Soil Water Dynamics and Cotton Production Following Cover Crop Use in a Semi-Arid Ecoregion Academic Article uri icon
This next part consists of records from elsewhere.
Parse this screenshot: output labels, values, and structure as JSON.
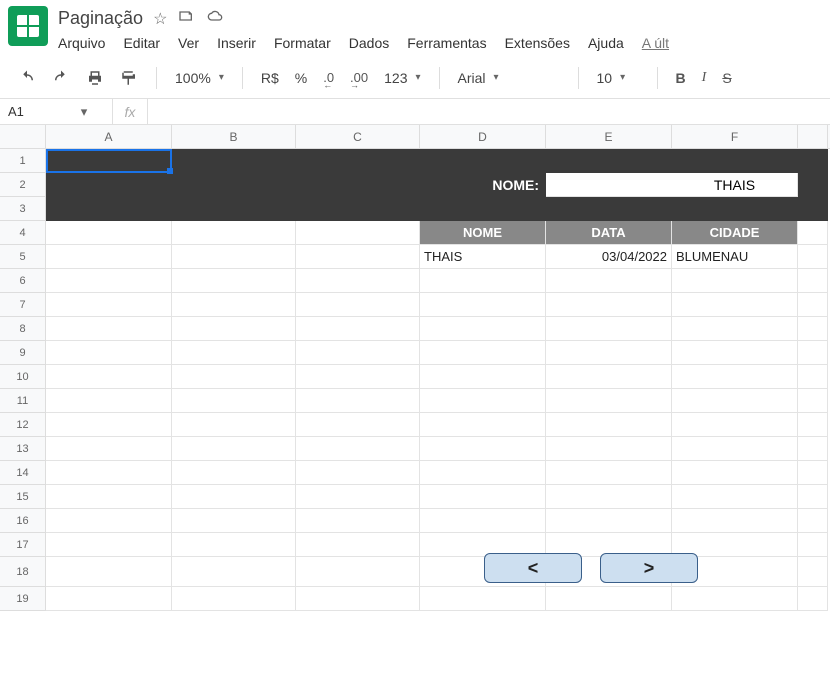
{
  "doc": {
    "title": "Paginação"
  },
  "title_icons": {
    "star": "☆",
    "move": "▭",
    "cloud": "☁"
  },
  "menu": {
    "arquivo": "Arquivo",
    "editar": "Editar",
    "ver": "Ver",
    "inserir": "Inserir",
    "formatar": "Formatar",
    "dados": "Dados",
    "ferramentas": "Ferramentas",
    "extensoes": "Extensões",
    "ajuda": "Ajuda",
    "last": "A últ"
  },
  "toolbar": {
    "zoom": "100%",
    "currency": "R$",
    "percent": "%",
    "dec_dec": ".0",
    "dec_sub": "←",
    "inc_dec": ".00",
    "inc_sub": "→",
    "numfmt": "123",
    "font": "Arial",
    "size": "10"
  },
  "namebox": {
    "ref": "A1",
    "fx": "fx"
  },
  "cols": {
    "A": "A",
    "B": "B",
    "C": "C",
    "D": "D",
    "E": "E",
    "F": "F"
  },
  "rows_n": [
    "1",
    "2",
    "3",
    "4",
    "5",
    "6",
    "7",
    "8",
    "9",
    "10",
    "11",
    "12",
    "13",
    "14",
    "15",
    "16",
    "17",
    "18",
    "19"
  ],
  "banner": {
    "label": "NOME:",
    "value": "THAIS"
  },
  "table": {
    "headers": {
      "nome": "NOME",
      "data": "DATA",
      "cidade": "CIDADE"
    },
    "row": {
      "nome": "THAIS",
      "data": "03/04/2022",
      "cidade": "BLUMENAU"
    }
  },
  "pager": {
    "prev": "<",
    "next": ">"
  }
}
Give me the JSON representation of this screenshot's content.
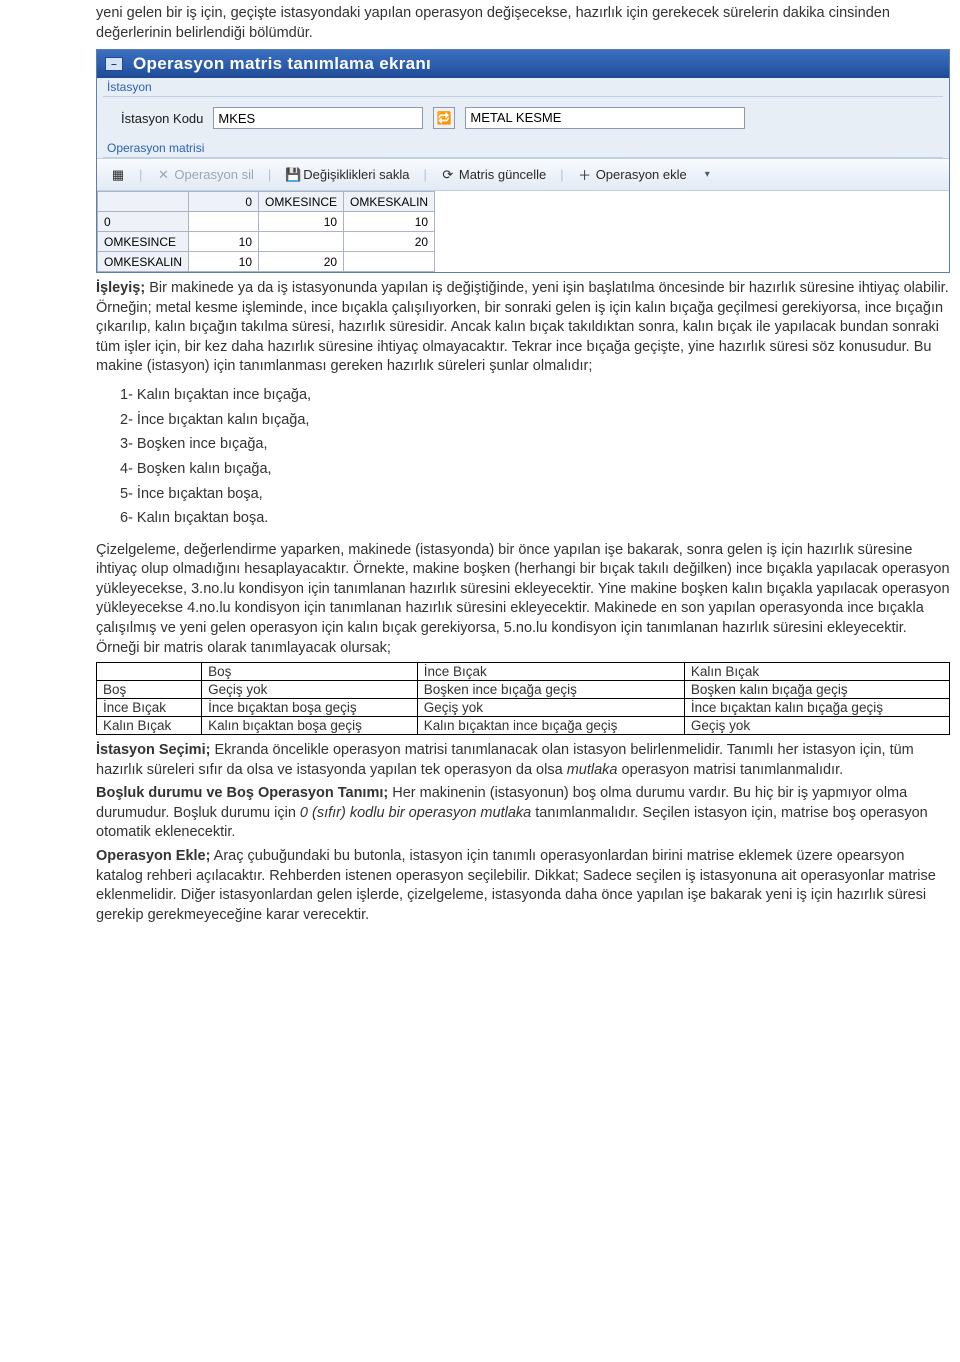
{
  "intro": "yeni gelen bir iş için, geçişte istasyondaki yapılan operasyon değişecekse, hazırlık için gerekecek sürelerin dakika cinsinden değerlerinin belirlendiği bölümdür.",
  "window": {
    "title": "Operasyon matris tanımlama ekranı",
    "group_station": "İstasyon",
    "station_code_label": "İstasyon Kodu",
    "station_code_value": "MKES",
    "station_desc_value": "METAL KESME",
    "group_matrix": "Operasyon matrisi",
    "toolbar": {
      "delete": "Operasyon sil",
      "save": "Değişiklikleri sakla",
      "update": "Matris güncelle",
      "add": "Operasyon ekle"
    },
    "matrix": {
      "col_headers": [
        "0",
        "OMKESINCE",
        "OMKESKALIN"
      ],
      "rows": [
        {
          "head": "0",
          "cells": [
            "",
            "10",
            "10"
          ]
        },
        {
          "head": "OMKESINCE",
          "cells": [
            "10",
            "",
            "20"
          ]
        },
        {
          "head": "OMKESKALIN",
          "cells": [
            "10",
            "20",
            ""
          ]
        }
      ]
    }
  },
  "paragraph1": "İşleyiş; Bir makinede ya da iş istasyonunda yapılan iş değiştiğinde, yeni işin başlatılma öncesinde bir hazırlık süresine ihtiyaç olabilir. Örneğin; metal kesme işleminde, ince bıçakla çalışılıyorken, bir sonraki gelen iş için kalın bıçağa geçilmesi gerekiyorsa, ince bıçağın çıkarılıp, kalın bıçağın takılma süresi, hazırlık süresidir. Ancak kalın bıçak takıldıktan sonra, kalın bıçak ile yapılacak bundan sonraki tüm işler için, bir kez daha hazırlık süresine ihtiyaç olmayacaktır. Tekrar ince bıçağa geçişte, yine hazırlık süresi söz konusudur. Bu makine (istasyon) için tanımlanması gereken hazırlık süreleri şunlar olmalıdır;",
  "isleyis_head": "İşleyiş;",
  "list": [
    "Kalın bıçaktan ince bıçağa,",
    "İnce bıçaktan kalın bıçağa,",
    "Boşken ince bıçağa,",
    "Boşken kalın bıçağa,",
    "İnce bıçaktan boşa,",
    "Kalın bıçaktan boşa."
  ],
  "paragraph2": "Çizelgeleme, değerlendirme yaparken, makinede (istasyonda) bir önce yapılan işe bakarak, sonra gelen iş için hazırlık süresine ihtiyaç olup olmadığını hesaplayacaktır. Örnekte, makine boşken (herhangi bir bıçak takılı değilken) ince bıçakla yapılacak operasyon yükleyecekse, 3.no.lu kondisyon için tanımlanan hazırlık süresini ekleyecektir. Yine makine boşken kalın bıçakla yapılacak operasyon yükleyecekse 4.no.lu kondisyon için tanımlanan hazırlık süresini ekleyecektir. Makinede en son yapılan operasyonda ince bıçakla çalışılmış ve yeni gelen operasyon için kalın bıçak gerekiyorsa, 5.no.lu kondisyon için tanımlanan hazırlık süresini ekleyecektir. Örneği bir matris olarak tanımlayacak olursak;",
  "example_table": {
    "cols": [
      "",
      "Boş",
      "İnce Bıçak",
      "Kalın Bıçak"
    ],
    "rows": [
      [
        "Boş",
        "Geçiş yok",
        "Boşken ince bıçağa geçiş",
        "Boşken kalın bıçağa geçiş"
      ],
      [
        "İnce Bıçak",
        "İnce bıçaktan boşa geçiş",
        "Geçiş yok",
        "İnce bıçaktan kalın bıçağa geçiş"
      ],
      [
        "Kalın Bıçak",
        "Kalın bıçaktan boşa geçiş",
        "Kalın bıçaktan ince bıçağa geçiş",
        "Geçiş yok"
      ]
    ]
  },
  "para_istasyon_head": "İstasyon Seçimi;",
  "para_istasyon": " Ekranda öncelikle operasyon matrisi tanımlanacak olan istasyon belirlenmelidir. Tanımlı her istasyon için, tüm hazırlık süreleri sıfır da olsa ve istasyonda yapılan tek operasyon da olsa ",
  "para_istasyon_italic": "mutlaka",
  "para_istasyon_tail": " operasyon matrisi tanımlanmalıdır.",
  "para_bos_head": "Boşluk durumu ve Boş Operasyon Tanımı;",
  "para_bos1": " Her makinenin (istasyonun) boş olma durumu vardır. Bu hiç bir iş yapmıyor olma durumudur. Boşluk durumu için ",
  "para_bos_italic": "0 (sıfır) kodlu bir operasyon mutlaka",
  "para_bos2": " tanımlanmalıdır. Seçilen istasyon için, matrise boş operasyon otomatik eklenecektir.",
  "para_op_head": "Operasyon Ekle;",
  "para_op": " Araç çubuğundaki bu butonla, istasyon için tanımlı operasyonlardan birini matrise eklemek üzere opearsyon katalog rehberi açılacaktır. Rehberden istenen operasyon seçilebilir. Dikkat; Sadece seçilen iş istasyonuna ait operasyonlar matrise eklenmelidir. Diğer istasyonlardan gelen işlerde, çizelgeleme, istasyonda daha önce yapılan işe bakarak yeni iş için hazırlık süresi gerekip gerekmeyeceğine karar verecektir."
}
  • Conservation management practices such as no-tillage and cover crops can decrease soils susceptibility to wind erosion, but adoption of these practices has been limited on the Texas High Plains (THP) where producers are concerned with cover crop water usage. The objective of this study was to evaluate the impact of no-tillage and cover crops on cotton (Gossypium hirsutum L.) lint yield and soil water content in a deficit irrigated cropping system. Soil water was observed bi-weekly in long-term, continuous cotton systems established in 1998 that included (1) conventional tillage, winter fallow, (2) no-tillage with rye (Secale cereale L.) cover, and (3) no-tillage with mixed species cover located in Lamesa, TX, USA. Results include observations from 20182020 (years 2123 of the study period). The adoption of conservation practices did not significantly reduce cotton lint yield compared to conventionally tilled, winter fallow cotton. Soil water was initially depleted with cover crops but was greater throughout the growing season following cover crop termination. Throughout the soil profile, water depletion and recharge were more dynamic with conservation practices compared to the conventionally tilled control. There were no differences in cotton water use efficiency between treatments. Results from this study indicate cover crop water usage is likely not the cause of cotton lint yield decline in this deficit irrigated semi-arid production system.

published proceedings


altmetric score

  • 1

author list (cited authors)

  • Burke, J. A., Lewis, K. L., DeLaune, P. B., Cobos, C. J., & Keeling, J. W.

citation count

  • 1

complete list of authors

  • Burke, Joseph Alan||Lewis, Katie Lynn||DeLaune, Paul Bradley||Cobos, Christopher Joseph||Keeling, Jack Wayne

publication date

  • May 2022